**What you need to do:**
No record may be omitted; give all of them again exactly.

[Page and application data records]
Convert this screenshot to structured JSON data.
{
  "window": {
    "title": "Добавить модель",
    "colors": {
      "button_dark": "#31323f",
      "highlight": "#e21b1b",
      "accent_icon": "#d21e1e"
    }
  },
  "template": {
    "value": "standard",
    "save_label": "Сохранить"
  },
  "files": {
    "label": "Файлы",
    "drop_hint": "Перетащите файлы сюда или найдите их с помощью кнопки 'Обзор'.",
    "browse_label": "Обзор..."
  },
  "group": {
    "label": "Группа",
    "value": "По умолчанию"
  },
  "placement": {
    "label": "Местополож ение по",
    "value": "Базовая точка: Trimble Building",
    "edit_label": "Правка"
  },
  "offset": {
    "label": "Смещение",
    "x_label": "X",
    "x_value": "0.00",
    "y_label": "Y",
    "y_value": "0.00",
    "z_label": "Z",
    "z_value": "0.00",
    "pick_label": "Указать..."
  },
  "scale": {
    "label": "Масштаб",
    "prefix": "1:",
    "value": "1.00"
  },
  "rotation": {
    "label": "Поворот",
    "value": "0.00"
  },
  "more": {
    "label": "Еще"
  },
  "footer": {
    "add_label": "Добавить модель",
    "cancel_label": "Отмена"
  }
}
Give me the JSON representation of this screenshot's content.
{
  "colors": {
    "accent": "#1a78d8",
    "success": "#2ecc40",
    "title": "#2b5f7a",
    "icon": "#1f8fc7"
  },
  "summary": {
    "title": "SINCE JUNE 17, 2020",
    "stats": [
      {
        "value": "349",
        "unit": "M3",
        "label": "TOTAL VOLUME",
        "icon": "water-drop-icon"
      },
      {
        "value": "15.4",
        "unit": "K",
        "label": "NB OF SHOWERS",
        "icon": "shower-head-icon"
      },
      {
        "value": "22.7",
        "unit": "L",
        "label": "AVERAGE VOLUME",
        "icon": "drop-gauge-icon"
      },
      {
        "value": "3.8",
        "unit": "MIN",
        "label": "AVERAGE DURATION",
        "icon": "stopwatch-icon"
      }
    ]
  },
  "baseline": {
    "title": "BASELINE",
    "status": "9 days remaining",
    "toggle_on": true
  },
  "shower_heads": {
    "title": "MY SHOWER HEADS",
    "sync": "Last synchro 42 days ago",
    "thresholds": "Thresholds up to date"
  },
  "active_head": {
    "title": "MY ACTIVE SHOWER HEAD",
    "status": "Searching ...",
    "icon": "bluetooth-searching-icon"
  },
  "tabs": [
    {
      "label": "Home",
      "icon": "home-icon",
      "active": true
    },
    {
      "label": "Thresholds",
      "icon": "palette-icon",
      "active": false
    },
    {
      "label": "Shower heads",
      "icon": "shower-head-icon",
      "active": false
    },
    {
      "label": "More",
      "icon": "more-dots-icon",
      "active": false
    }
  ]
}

**Exercise output:**
Convert this screenshot to structured JSON data.
{
  "window": {
    "title": "Добавить модель",
    "colors": {
      "button_dark": "#31323f",
      "highlight": "#e21b1b",
      "accent_icon": "#d21e1e"
    }
  },
  "template": {
    "value": "standard",
    "save_label": "Сохранить"
  },
  "files": {
    "label": "Файлы",
    "drop_hint": "Перетащите файлы сюда или найдите их с помощью кнопки 'Обзор'.",
    "browse_label": "Обзор..."
  },
  "group": {
    "label": "Группа",
    "value": "По умолчанию"
  },
  "placement": {
    "label": "Местополож ение по",
    "value": "Базовая точка: Trimble Building",
    "edit_label": "Правка"
  },
  "offset": {
    "label": "Смещение",
    "x_label": "X",
    "x_value": "0.00",
    "y_label": "Y",
    "y_value": "0.00",
    "z_label": "Z",
    "z_value": "0.00",
    "pick_label": "Указать..."
  },
  "scale": {
    "label": "Масштаб",
    "prefix": "1:",
    "value": "1.00"
  },
  "rotation": {
    "label": "Поворот",
    "value": "0.00"
  },
  "more": {
    "label": "Еще"
  },
  "footer": {
    "add_label": "Добавить модель",
    "cancel_label": "Отмена"
  }
}
Give me the JSON representation of this screenshot's content.
{
  "colors": {
    "accent": "#1a78d8",
    "success": "#2ecc40",
    "title": "#2b5f7a",
    "icon": "#1f8fc7"
  },
  "summary": {
    "title": "SINCE JUNE 17, 2020",
    "stats": [
      {
        "value": "349",
        "unit": "M3",
        "label": "TOTAL VOLUME",
        "icon": "water-drop-icon"
      },
      {
        "value": "15.4",
        "unit": "K",
        "label": "NB OF SHOWERS",
        "icon": "shower-head-icon"
      },
      {
        "value": "22.7",
        "unit": "L",
        "label": "AVERAGE VOLUME",
        "icon": "drop-gauge-icon"
      },
      {
        "value": "3.8",
        "unit": "MIN",
        "label": "AVERAGE DURATION",
        "icon": "stopwatch-icon"
      }
    ]
  },
  "baseline": {
    "title": "BASELINE",
    "status": "9 days remaining",
    "toggle_on": true
  },
  "shower_heads": {
    "title": "MY SHOWER HEADS",
    "sync": "Last synchro 42 days ago",
    "thresholds": "Thresholds up to date"
  },
  "active_head": {
    "title": "MY ACTIVE SHOWER HEAD",
    "status": "Searching ...",
    "icon": "bluetooth-searching-icon"
  },
  "tabs": [
    {
      "label": "Home",
      "icon": "home-icon",
      "active": true
    },
    {
      "label": "Thresholds",
      "icon": "palette-icon",
      "active": false
    },
    {
      "label": "Shower heads",
      "icon": "shower-head-icon",
      "active": false
    },
    {
      "label": "More",
      "icon": "more-dots-icon",
      "active": false
    }
  ]
}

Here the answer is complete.